No government regulations exist to require disclosure of the process.

Harvest & Processing

High-production edible oils such as soy, canola and corn involve mechanical harvesting that involve the plastic contamination sources common to other fruits and vegetables: conveyor belts, plastic chutes, bins, gloves, processing vessels and associated components.

Olive Oil

First. avoid the “organic” pesticides.

The Olive fruit fly is endemic in California and other wine producing regions around the world. There are a variety of methods for controlling infestations including baits, traps, attractant strips and certified organic pesticides such as Spinosad and Surround. (UC Pest Management Guidelines).

Despite their organic-certified status, both Surround and Spinosad contain toxic chemicals and proprietary chemicals whose identities are trade secrets and not disclosed. Because of this, olives treated with these are unacceptable.

Untreated olives or those produced in groves using baits, traps, or attractant strips are acceptable.

Olives undergo a washing process — a water rinse — before pressing. There are many other stages, some of which commonly use plastic components in the process.

Visits will be made to determine which oil press minimizes the use of plastic components.

Pressing

In the case of olive oil, the “first cold press” that takes place without heating produces maximum flavor.

Internationally, there is great confusion — and often scandal — over the regulation of grades and quality of olive oil that follow first cold press. Heating and solvent extraction are used in cheaper grades. Regulation is inconsistent and unreliable.

Significantly, heating drives off many of the aromatic compounds and reduces the healthy polyphenols in olive oil.

First cold press offers a consumer the best assurance of purchasing the healthiest edible oil product while minimizing plastic chemical contamination.

However, as healthy a first cold press is, harvest involves plastic bins, rakes and, synthetic fiber netting.
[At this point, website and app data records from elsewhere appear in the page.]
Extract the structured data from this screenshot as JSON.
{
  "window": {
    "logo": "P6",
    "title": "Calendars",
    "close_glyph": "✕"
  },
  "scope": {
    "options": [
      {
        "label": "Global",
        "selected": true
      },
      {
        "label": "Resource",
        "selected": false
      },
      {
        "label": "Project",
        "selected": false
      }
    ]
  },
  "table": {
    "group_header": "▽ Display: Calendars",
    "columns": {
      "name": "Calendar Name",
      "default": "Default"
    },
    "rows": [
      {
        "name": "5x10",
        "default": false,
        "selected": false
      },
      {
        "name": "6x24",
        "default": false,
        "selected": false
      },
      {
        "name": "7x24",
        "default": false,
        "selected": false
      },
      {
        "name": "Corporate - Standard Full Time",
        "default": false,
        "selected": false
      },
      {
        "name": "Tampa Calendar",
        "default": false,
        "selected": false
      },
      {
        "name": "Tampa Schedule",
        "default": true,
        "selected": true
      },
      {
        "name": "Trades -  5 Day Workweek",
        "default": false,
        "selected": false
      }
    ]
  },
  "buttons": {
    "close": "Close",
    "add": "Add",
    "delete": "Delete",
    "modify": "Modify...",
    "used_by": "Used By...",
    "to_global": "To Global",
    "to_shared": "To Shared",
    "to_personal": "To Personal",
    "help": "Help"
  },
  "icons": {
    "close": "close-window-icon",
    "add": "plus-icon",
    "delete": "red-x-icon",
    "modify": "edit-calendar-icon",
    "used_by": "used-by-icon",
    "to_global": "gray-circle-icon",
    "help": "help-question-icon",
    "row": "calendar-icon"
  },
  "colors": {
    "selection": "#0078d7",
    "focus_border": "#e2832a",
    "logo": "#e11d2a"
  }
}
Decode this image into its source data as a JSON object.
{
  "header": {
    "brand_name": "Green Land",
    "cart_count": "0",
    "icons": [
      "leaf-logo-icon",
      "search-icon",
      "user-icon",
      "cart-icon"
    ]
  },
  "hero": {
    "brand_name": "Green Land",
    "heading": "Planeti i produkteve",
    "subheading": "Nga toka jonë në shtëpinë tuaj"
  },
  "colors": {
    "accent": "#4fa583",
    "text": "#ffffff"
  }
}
What’s more, the production process involves plastic bins, conveyor belts, pipes, tubing, pump components, filters, and more.

Edible oil & genetic engineering (Hard for some people to swallow)

At least half of all vegetable oil consumed in the United State comes from genetically engineered crops. The genetic modifications are usually made to make the crop plant resistant to herbicides which are copiously used. In addition to the controversy concerning effects of glyphosate and other active ingredients, no research is available on adjuvants and/or other chemicals that are undisclosed or are trade secrets.

The scientific evidence concerning the safety of GMO organisms is hotly disputed. We have no evidence that GMO foods would affect our test results in any way. However, out of an abundance of caution and for the sake of reproducibility, the study will not choose those foods for the diet.